    [string](0..9|%{[char][int](32+("39826578840055658268").substring(($_*2),2))})-replace "\s{1}\b"
    Tuesday, September 13, 2011 3:37 AM
  • Firsly, please excuse the undescriptive variable names. I wrote this in a hurry! But I've tested it on your data, and with more data similar to yours, and it works very well. (Revised as per Larry's suggestions).

     

    $t = Get-Content test.txt
    $l =@($t | Select-String -Pattern '^HDR,' | select -ExpandProperty LineNumber)
    
    for ($i = 0; $i -lt $l.count; $i++){
          if ($l[$i] -ne $l[$l.count-1]) {
            $a1 = ($l[$i]-1)..($l[$i+1]-2)
            $t1 = $t[$a1]
            $name = $t1[0] | Select-String '\d\d/\d\d/\d\d\d\d'
            $name = 'Order' + ($name.matches | select -ExpandProperty value)+ '.csv' -replace '/'
            Out-File -InputObject $t1 -FilePath $name
            } # end if
        else {
            $a1 =($l[$i]-1)..($t.count-1)
            $t1 = $t[$a1]
            $name = $t1[0] | Select-String '\d\d/\d\d/\d\d\d\d'
            $name = 'Order' + ($name.matches | select -ExpandProperty value)+ '.csv' -replace '/'
            Out-File -InputObject $t1 -FilePath $name
            } # end else
    } # end for
    
    

    1. It reads the csv file in as a text file, and establishes which lines have the string "HDR" in them. It store these line numbers in an array called $l.
     
    2. The next bit is difficult to explain. The for loop iterates for each item in the $l array. It checks to see if it is the last item in the array. If it is it executes the else statement.
     
    This code creates an array of integers for each number in the $l array. In your example, the arrays were 1..6 and 7..10. It then uses these as line numbers to create subsets of your text file (stored in variable $t).
     
    3. The other tricky thing was extracting a file name from the first line of the 'set'. For this I used Regular Expressions to search for a date format.

     


    [string](0..9|%{[char][int](32+("39826578840055658268").substring(($_*2),2))})-replace "\s{1}\b"
    • Edited by Bigteddy Tuesday, September 13, 2011 5:47 AM
    • Marked as answer by Richard G Kavanagh Tuesday, September 13, 2011 7:42 AM
    Tuesday, September 13, 2011 5:46 AM
  • Hi If you want I have created a tool in powershell in the aim to export computer configuration (service - hotfix - drivers - process - software) to several format (csv - xml - html - xls). It also allows to compare 2 csv or 2 xml previously exported with the tool, and display results and difference in a html report and xls workbook.
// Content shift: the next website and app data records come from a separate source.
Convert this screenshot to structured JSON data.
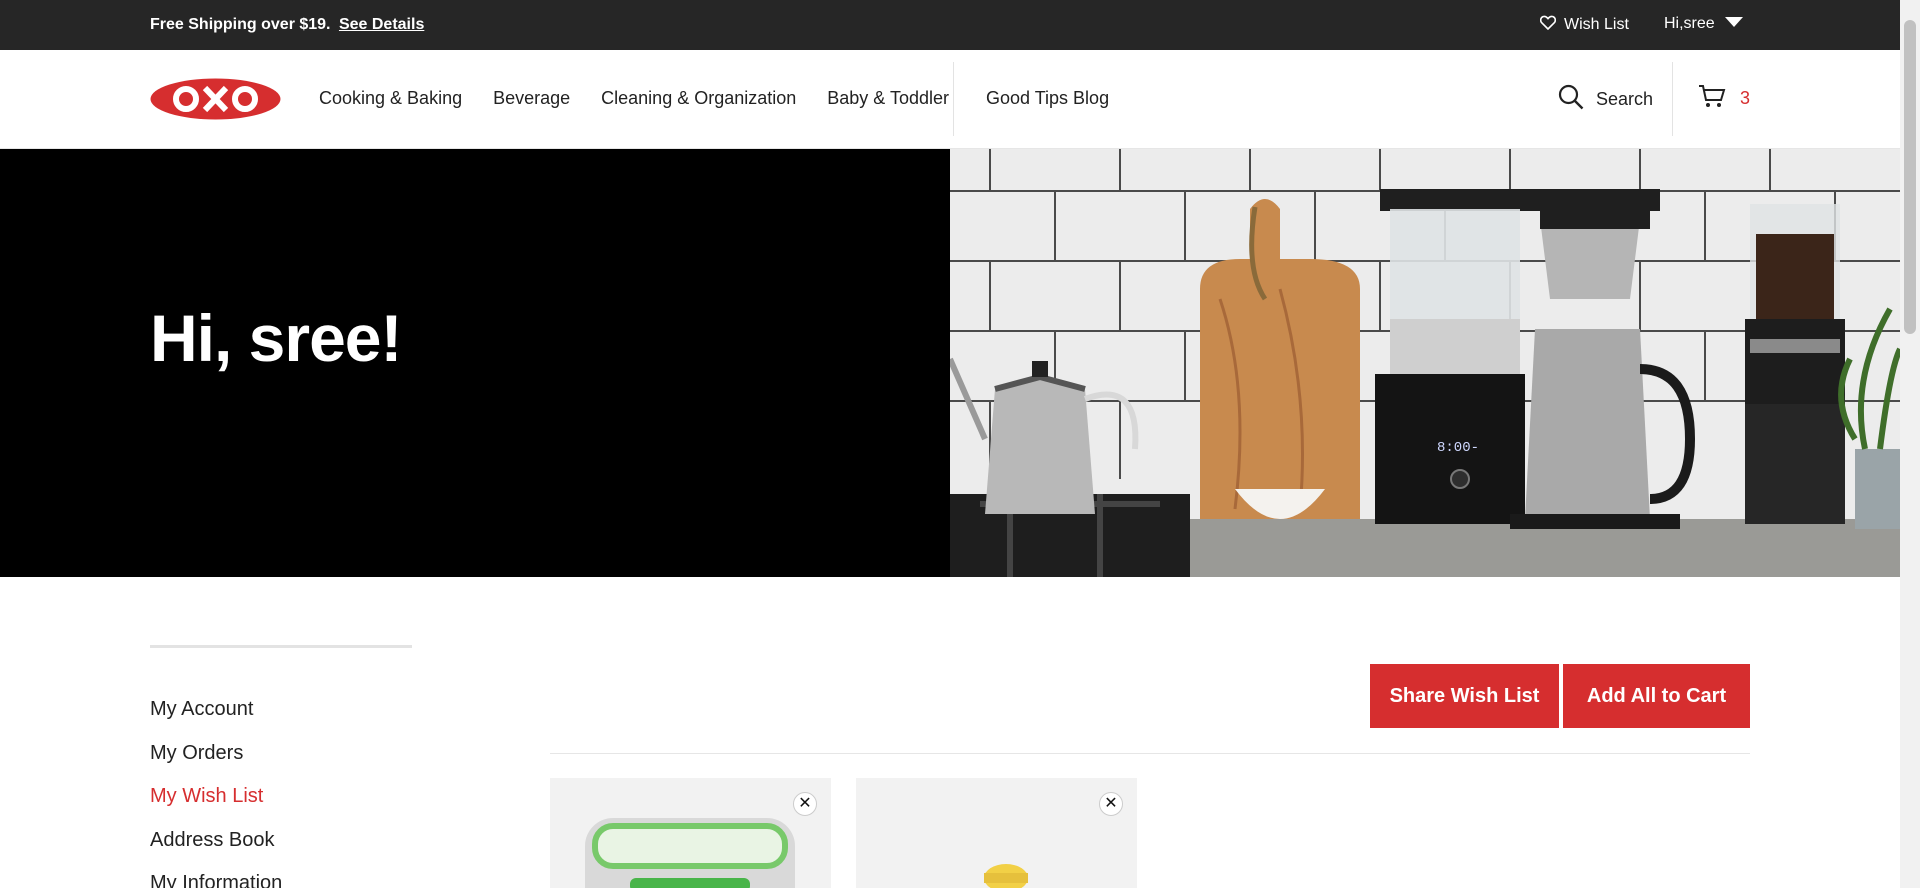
{
  "topbar": {
    "promo_text": "Free Shipping over $19.",
    "promo_link": "See Details",
    "wish_list_label": "Wish List",
    "user_greeting": "Hi,sree"
  },
  "header": {
    "logo_text": "OXO",
    "nav": [
      "Cooking & Baking",
      "Beverage",
      "Cleaning & Organization",
      "Baby & Toddler"
    ],
    "blog": "Good Tips Blog",
    "search_label": "Search",
    "cart_count": "3"
  },
  "hero": {
    "title": "Hi, sree!"
  },
  "sidebar": {
    "items": [
      {
        "label": "My Account",
        "active": false
      },
      {
        "label": "My Orders",
        "active": false
      },
      {
        "label": "My Wish List",
        "active": true
      },
      {
        "label": "Address Book",
        "active": false
      },
      {
        "label": "My Information",
        "active": false
      }
    ]
  },
  "wishlist": {
    "share_label": "Share Wish List",
    "add_all_label": "Add All to Cart",
    "remove_glyph": "✕"
  },
  "colors": {
    "brand_red": "#d62e2f",
    "topbar_bg": "#262626"
  }
}
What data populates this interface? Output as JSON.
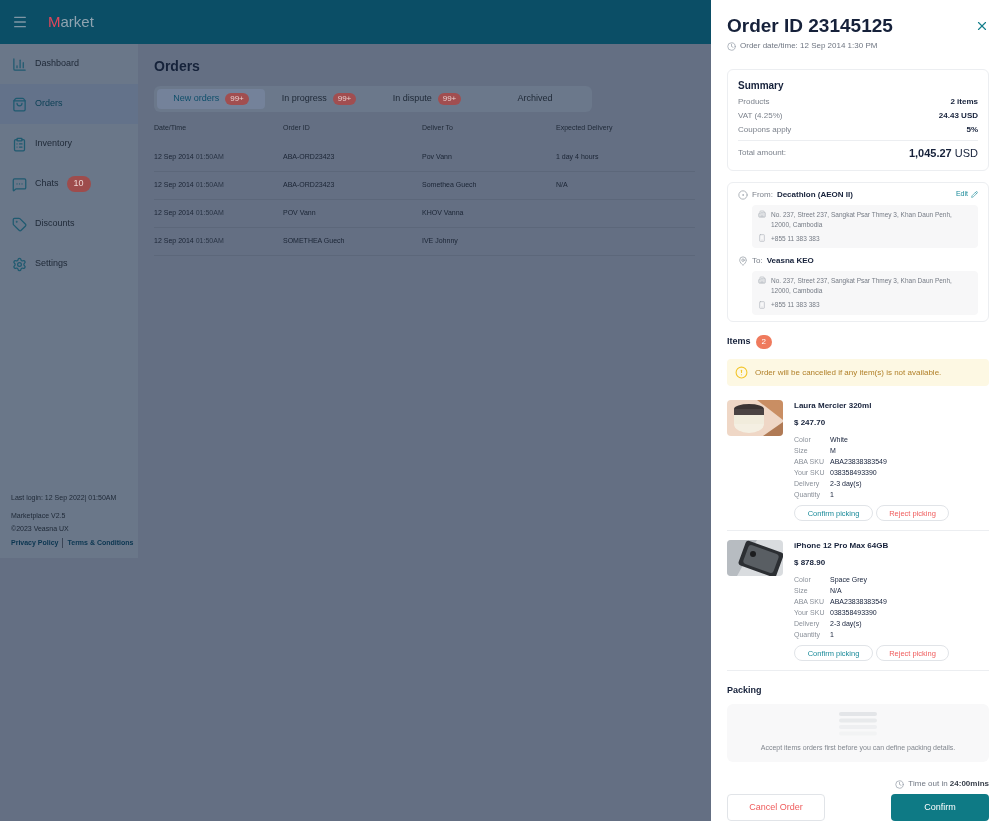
{
  "header": {
    "logo_accent": "M",
    "logo_rest": "arket"
  },
  "sidebar": {
    "items": [
      {
        "label": "Dashboard",
        "selected": false
      },
      {
        "label": "Orders",
        "selected": true
      },
      {
        "label": "Inventory",
        "selected": false
      },
      {
        "label": "Chats",
        "selected": false,
        "badge": "10"
      },
      {
        "label": "Discounts",
        "selected": false
      },
      {
        "label": "Settings",
        "selected": false
      }
    ],
    "last_login": "Last login:  12 Sep 2022| 01:50AM",
    "version": "Marketplace V2.5",
    "copyright": "©2023 Veasna UX",
    "links": [
      "Privacy Policy",
      "Terms & Conditions"
    ]
  },
  "orders": {
    "title": "Orders",
    "tabs": [
      {
        "label": "New orders",
        "count": "99+",
        "selected": true
      },
      {
        "label": "In progress",
        "count": "99+",
        "selected": false
      },
      {
        "label": "In dispute",
        "count": "99+",
        "selected": false
      },
      {
        "label": "Archived",
        "selected": false
      }
    ],
    "columns": [
      "Date/Time",
      "Order ID",
      "Deliver To",
      "Expected Delivery"
    ],
    "rows": [
      {
        "date": "12 Sep 2014",
        "time": "01:50AM",
        "order_id": "ABA-ORD23423",
        "deliver_to": "Pov Vann",
        "expected": "1 day 4 hours"
      },
      {
        "date": "12 Sep 2014",
        "time": "01:50AM",
        "order_id": "ABA-ORD23423",
        "deliver_to": "Somethea Guech",
        "expected": "N/A"
      },
      {
        "date": "12 Sep 2014",
        "time": "01:50AM",
        "order_id": "POV Vann",
        "deliver_to": "KHOV Vanna"
      },
      {
        "date": "12 Sep 2014",
        "time": "01:50AM",
        "order_id": "SOMETHEA Guech",
        "deliver_to": "IVE Johnny"
      }
    ]
  },
  "drawer": {
    "title": "Order ID 23145125",
    "date": "Order date/time: 12 Sep 2014 1:30 PM",
    "summary": {
      "title": "Summary",
      "rows": [
        {
          "label": "Products",
          "value": "2 items"
        },
        {
          "label": "VAT (4.25%)",
          "value": "24.43 USD"
        },
        {
          "label": "Coupons apply",
          "value": "5%"
        }
      ],
      "total_label": "Total amount:",
      "total_value": "1,045.27",
      "total_unit": "USD"
    },
    "route": {
      "from_label": "From:",
      "from_name": "Decathlon (AEON II)",
      "edit": "Edit",
      "from_address": "No. 237, Street 237, Sangkat Psar Thmey 3, Khan Daun Penh, 12000, Cambodia",
      "from_phone": "+855 11 383 383",
      "to_label": "To:",
      "to_name": "Veasna KEO",
      "to_address": "No. 237, Street 237, Sangkat Psar Thmey 3, Khan Daun Penh, 12000, Cambodia",
      "to_phone": "+855 11 383 383"
    },
    "items_title": "Items",
    "items_count": "2",
    "warning": "Order will be cancelled if any item(s) is not available.",
    "items": [
      {
        "name": "Laura Mercier 320ml",
        "price": "$ 247.70",
        "details": [
          {
            "label": "Color",
            "value": "White"
          },
          {
            "label": "Size",
            "value": "M"
          },
          {
            "label": "ABA SKU",
            "value": "ABA23838383549"
          },
          {
            "label": "Your SKU",
            "value": "038358493390"
          },
          {
            "label": "Delivery",
            "value": "2-3 day(s)"
          },
          {
            "label": "Quantity",
            "value": "1"
          }
        ],
        "confirm": "Confirm picking",
        "reject": "Reject picking"
      },
      {
        "name": "iPhone 12 Pro Max 64GB",
        "price": "$ 878.90",
        "details": [
          {
            "label": "Color",
            "value": "Space Grey"
          },
          {
            "label": "Size",
            "value": "N/A"
          },
          {
            "label": "ABA SKU",
            "value": "ABA23838383549"
          },
          {
            "label": "Your SKU",
            "value": "038358493390"
          },
          {
            "label": "Delivery",
            "value": "2-3 day(s)"
          },
          {
            "label": "Quantity",
            "value": "1"
          }
        ],
        "confirm": "Confirm picking",
        "reject": "Reject picking"
      }
    ],
    "packing_title": "Packing",
    "packing_hint": "Accept items orders first before you can define packing details.",
    "timeout_label": "Time out in",
    "timeout_value": "24:00mins",
    "cancel": "Cancel Order",
    "confirm": "Confirm"
  }
}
    http://systanddeploy.blogspot.fr/2014/08/powershell-tool-list-compare-my-master.html

    Sunday, August 24, 2014 10:51 AM